But when the COVID-19 pandemic quickly brought public restrictions and quarantines, Catherine and her team knew they would need to get creative in order to maintain these Kielder moments remotely. “My priority was to try and convey that special Kielder moment to more people than could visit us on site. So, Kielder Constellations was born. It was a new approach to delivering our purpose: to create opportunities for people of all backgrounds and abilities to experience moments of inspiration, revelation, wonder and hope through observing the cosmos. In the works we also have an augmented reality app, a new digital learning platform, new arts programs and of course, our new radio telescope. Everyone needs that moment of inspiration and have that lightbulb moment.” 

Keeping that lightbulb moment alive and igniting STEM excitement in the next generation is also a major goal for Catherine. Kielder has now launched its “STEM to Stars” program. Through this, young students can learn about STEM careers, help restore a William Herschel telescope, and discover the mechanics of observation. “We have a team of mentors from the industry to help and inspire the children,” says Catherine. “This makes it very real to children that the space industry isn’t something that happens in the United States or Russia, it happens right around the corner from them.”
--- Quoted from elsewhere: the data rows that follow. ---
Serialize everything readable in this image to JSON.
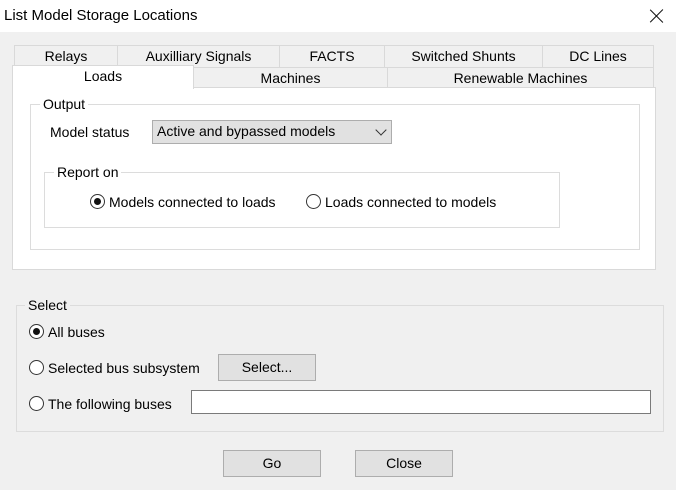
{
  "window": {
    "title": "List Model Storage Locations"
  },
  "tabs_row1": [
    "Relays",
    "Auxilliary Signals",
    "FACTS",
    "Switched Shunts",
    "DC Lines"
  ],
  "tabs_row2": [
    "Loads",
    "Machines",
    "Renewable Machines"
  ],
  "active_tab": "Loads",
  "output": {
    "label": "Output",
    "model_status_label": "Model status",
    "model_status_value": "Active and bypassed models",
    "report_on": {
      "label": "Report on",
      "option1": "Models connected to loads",
      "option2": "Loads connected to models",
      "selected": "Models connected to loads"
    }
  },
  "select": {
    "label": "Select",
    "all_buses": "All buses",
    "selected_subsystem": "Selected bus subsystem",
    "select_button": "Select...",
    "following_buses": "The following buses",
    "following_buses_value": "",
    "selected": "All buses"
  },
  "buttons": {
    "go": "Go",
    "close": "Close"
  }
}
This type of combination of academic research and community-based citizen science has given Kielder deserved recognition in the space industry. Most recently, the observatory was funded by the Tanlaw Foundation to install a Spider 500 radio telescope. A radio telescope scans the sky for radio waves from space and, unlike optical telescopes, is not weather dependent. It can also be remotely observed and controlled at any time.

“Radio telescopes see the universe differently to our eyes and to optical telescopes. They detect radio waves from things like nebulae, planets, stars, etc. So, there are many projects that we will be commissioning the telescope to do, such as a comparison of optical and radio images of the Sun or the Moon; the search for radio anomalies (asteroids, comets, etc.) around the Kuiper Belt; the study of the Aurora Borealis and connections with Solar Wind and Earth’s Magnetic Field, and the study of time itself or astrochronometry.” 

Seeing education in a new light and expanding on innovative ways to learn is why Catherine knew Quantic would be the perfect fit to pursue her MBA. “I loved the whole ethos of it. I’d wanted to do an MBA for some time, but I wanted something fresh and innovative. I tried out some of the courses as part of the application and they were just so much fun. Learning was scaffolded and challenging in just the right way. You can see that from the cohort; an amazing network of people, all ambitious, all collaborative, all talented.” 

Catherine is excited to see the continued advancements in the space industry and believes that “looking up” can do us all a little good.  “In my experience, most people think it’s the coolest industry to be in, aside maybe from the arts. Of course, we have ongoing developments with SpaceX, missions to Mars. That is all very exciting, but I think we have to be careful not to forget that we are all naturally part of the space industry – no matter where we are, we can all look up, we can all see a few stars, a reminder of our unique place in this universe.”